For the third time in six years, Africa has failed to produce a winner for the hotly-debated $5-million Ibrahim Prize for leadership.
The decision, announced today without any explanation, casts a harsh spotlight on the poor democratic record of many African heads of state. Several former leaders were eligible, including the former presidents of Senegal and Zambia, but they were deemed unworthy of the prize.
The prize, financed by Sudanese telecom billionaire Mo Ibrahim, is awarded to a democratic African leader who has peacefully left power in the past three years. It was given in the past to the former leaders of Mozambique, Botswana and Cape Verde.
The prize is $5-million over 10 years, followed by $200,000 annually for life. The prize was not awarded in 2009 or 2010, and there was heated speculation over whether it would be awarded this year.
The Ibrahim Foundation revealed today that it could not find an African who deserves the prize. It did not give any explanation of the flaws of the eligible candidates, but former presidents such as Abdoulaye Wade of Senegal have been widely criticized for their attempts to cling to power.
Mr. Wade was defeated in an election this year after making a controversial bid for a third term in office, despite a normal constitutional limit of two terms. Another former president, Rupiah Banda of Zambia, has been criticized for corruption in his government during his three-year term.
"We have a deficit in leadership – that is a fact," said Mohamed ElBaradei, the Egyptian reform leader and Nobel Peace Prize laureate, who is a member of the Ibrahim Foundation's prize committee.
"We are sending a message to the public that you need to redouble your efforts," Mr. ElBaradei told a press conference in London today.
Former Botswana president Festus Mogae, who won the Ibrahim prize in 2008, said he was disappointed in the foundation's inability to find a winner this year. But he said many African leaders do well for 10 or 15 years "and then something happens."
The repeated failure to award the leadership prize is widely seen as a huge embarrassment for Africa, but its founder, Mr. Ibrahim, defended the decision and insisted that it is not proof of bad leadership in the continent.
Because of its strict rules, only four or five of Africa's former leaders are usually eligible for the prize each year, Mr. Ibrahim noted. He said the prize would "lose its credibility" if undeserving winners were picked. "We are not going to compromise," he said. "We're not just singing, 'Africa, Africa.'"
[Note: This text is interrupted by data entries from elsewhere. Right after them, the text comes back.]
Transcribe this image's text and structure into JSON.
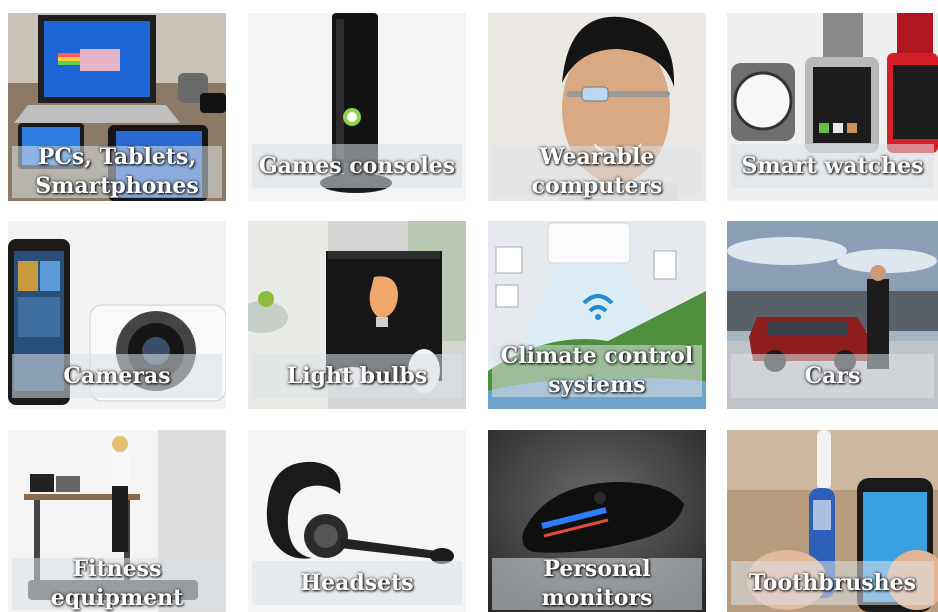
{
  "tiles": [
    {
      "label": "PCs, Tablets, Smartphones",
      "bg": "#8a7a66"
    },
    {
      "label": "Games consoles",
      "bg": "#f4f4f4"
    },
    {
      "label": "Wearable computers",
      "bg": "#e9e6e2"
    },
    {
      "label": "Smart watches",
      "bg": "#eeeeee"
    },
    {
      "label": "Cameras",
      "bg": "#f2f2f2"
    },
    {
      "label": "Light bulbs",
      "bg": "#cfd3cf"
    },
    {
      "label": "Climate control systems",
      "bg": "#e8ecef"
    },
    {
      "label": "Cars",
      "bg": "#9aa7b4"
    },
    {
      "label": "Fitness equipment",
      "bg": "#f3f3f3"
    },
    {
      "label": "Headsets",
      "bg": "#f5f5f5"
    },
    {
      "label": "Personal monitors",
      "bg": "#3a3a3a"
    },
    {
      "label": "Toothbrushes",
      "bg": "#b69b7d"
    }
  ]
}
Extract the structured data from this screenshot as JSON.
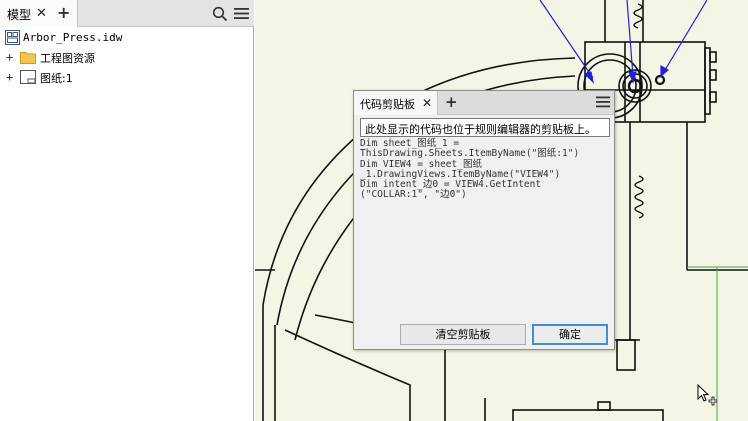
{
  "browser": {
    "tab_label": "模型",
    "close_glyph": "✕",
    "add_glyph": "+",
    "tree": [
      {
        "label": "Arbor_Press.idw",
        "icon": "drawing-file-icon",
        "expander": ""
      },
      {
        "label": "工程图资源",
        "icon": "folder-icon",
        "expander": "+"
      },
      {
        "label": "图纸:1",
        "icon": "sheet-icon",
        "expander": "+"
      }
    ]
  },
  "dialog": {
    "tab_label": "代码剪贴板",
    "close_glyph": "✕",
    "add_glyph": "+",
    "notice": "此处显示的代码也位于规则编辑器的剪贴板上。",
    "code_lines": [
      "Dim sheet_图纸_1 =",
      "ThisDrawing.Sheets.ItemByName(\"图纸:1\")",
      "Dim VIEW4 = sheet_图纸",
      "_1.DrawingViews.ItemByName(\"VIEW4\")",
      "Dim intent_边0 = VIEW4.GetIntent",
      "(\"COLLAR:1\", \"边0\")"
    ],
    "clear_button": "清空剪贴板",
    "ok_button": "确定"
  },
  "colors": {
    "canvas_bg": "#f5f5e6",
    "leader_blue": "#2020e0",
    "focus_blue": "#3c8fd8",
    "sketch_green": "#3aaa35"
  },
  "icons": [
    "search-icon",
    "menu-icon",
    "folder-icon",
    "sheet-icon",
    "drawing-file-icon",
    "mouse-cursor-icon"
  ]
}
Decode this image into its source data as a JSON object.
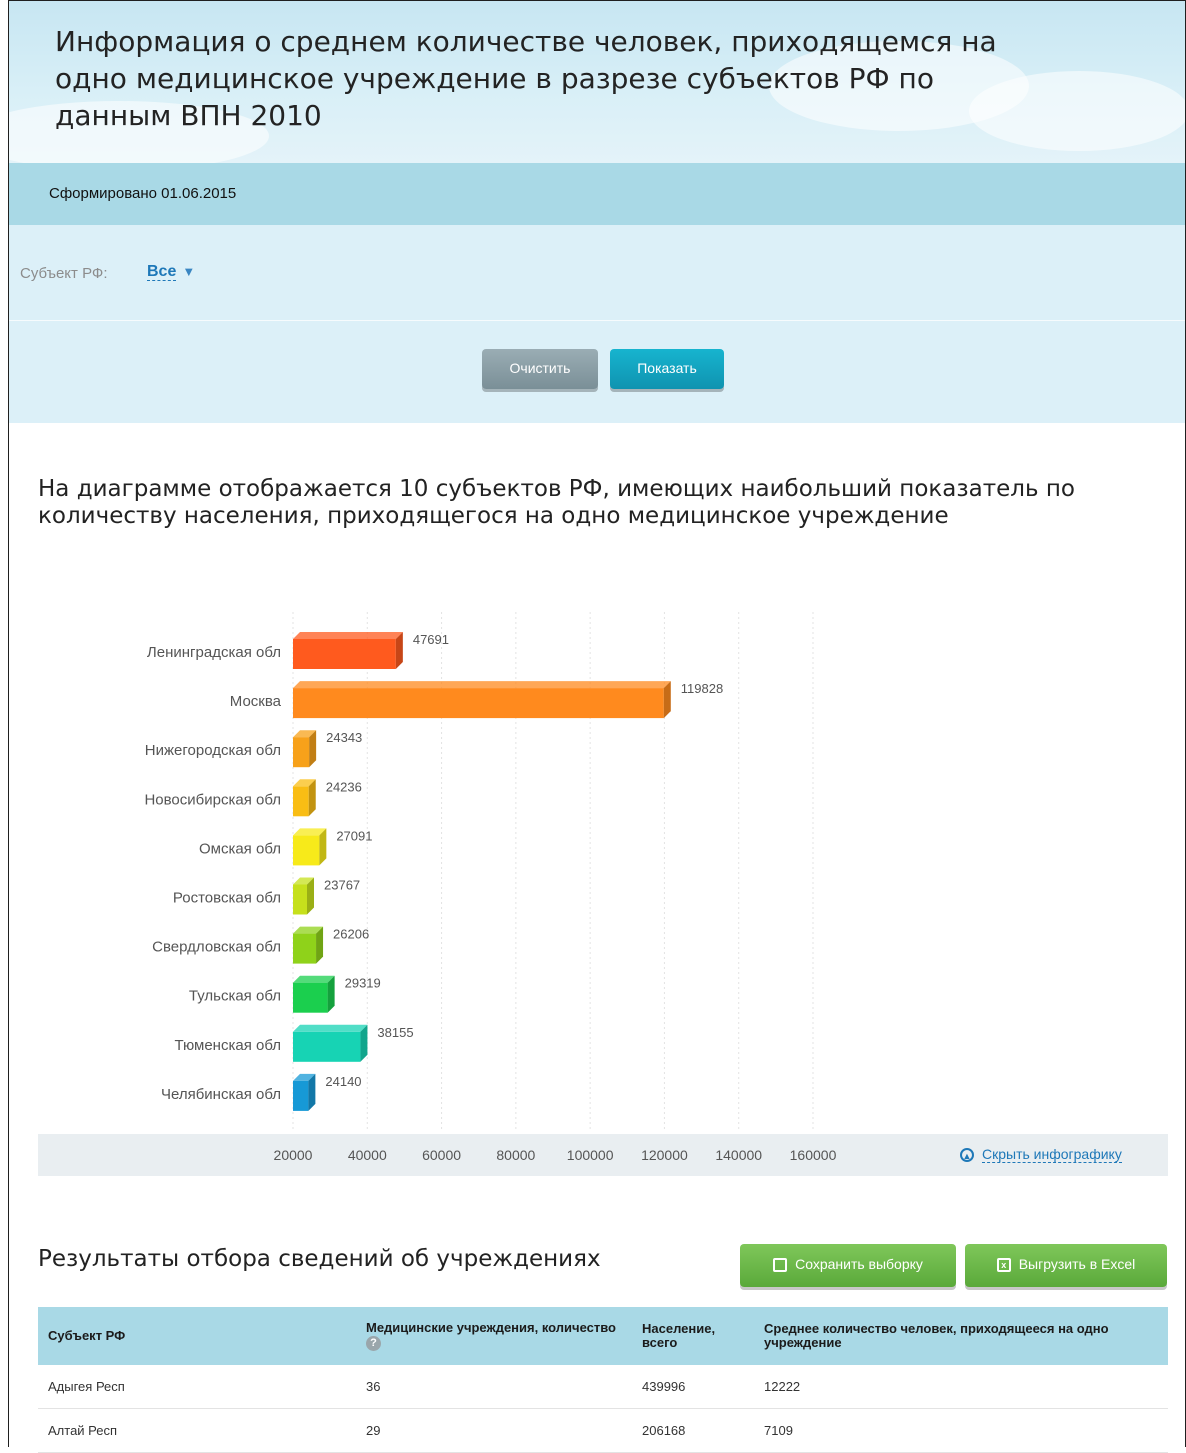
{
  "header": {
    "title": "Информация о среднем количестве человек, приходящемся на одно медицинское учреждение в разрезе субъектов РФ по данным ВПН 2010",
    "generated": "Сформировано 01.06.2015"
  },
  "filter": {
    "label": "Субъект РФ:",
    "value": "Все",
    "clear_label": "Очистить",
    "show_label": "Показать"
  },
  "chart_note": "На диаграмме отображается 10 субъектов РФ, имеющих наибольший показатель по количеству населения, приходящегося на одно медицинское учреждение",
  "chart_data": {
    "type": "bar",
    "orientation": "horizontal",
    "categories": [
      "Ленинградская обл",
      "Москва",
      "Нижегородская обл",
      "Новосибирская обл",
      "Омская обл",
      "Ростовская обл",
      "Свердловская обл",
      "Тульская обл",
      "Тюменская обл",
      "Челябинская обл"
    ],
    "values": [
      47691,
      119828,
      24343,
      24236,
      27091,
      23767,
      26206,
      29319,
      38155,
      24140
    ],
    "colors": [
      "#ff5a1e",
      "#ff8a1e",
      "#f7a11a",
      "#f9bd14",
      "#f7ea1a",
      "#c6e01c",
      "#8fd21a",
      "#1bcf4e",
      "#17d3b4",
      "#1799d6"
    ],
    "xticks": [
      "20000",
      "40000",
      "60000",
      "80000",
      "100000",
      "120000",
      "140000",
      "160000"
    ],
    "xlim": [
      20000,
      160000
    ],
    "grid": true
  },
  "hide_infographic": "Скрыть инфографику",
  "results": {
    "title": "Результаты отбора сведений об учреждениях",
    "save_label": "Сохранить выборку",
    "excel_label": "Выгрузить в Excel",
    "columns": [
      "Субъект РФ",
      "Медицинские учреждения, количество",
      "Население, всего",
      "Среднее количество человек, приходящееся на одно учреждение"
    ],
    "rows": [
      [
        "Адыгея Респ",
        "36",
        "439996",
        "12222"
      ],
      [
        "Алтай Респ",
        "29",
        "206168",
        "7109"
      ]
    ]
  }
}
Asked whether Africans should feel dispirited by the failure to award the prize, Mr. Ibrahim said a similar prize in Europe or Asia might struggle to find a winner in three of six years.
"You should not be discouraged," Mr. Ibrahim told the press conference today. "In general, we are making progress."
Mr. Ibrahim also released his annual index on governance in Africa, showing that most African countries have been doing better on most indicators in recent years.
There has been a "marked improvement in governance" over the past decade, Mr. Ibrahim said. Three-quarters of parameters have shown improvement, especially on economic and gender issues.
But he also noted a decline in Africa's score on human rights and public participation, and he warned that the dramatic growth of Africa's economy will be unbalanced if the human rights and democracy scores do not improve.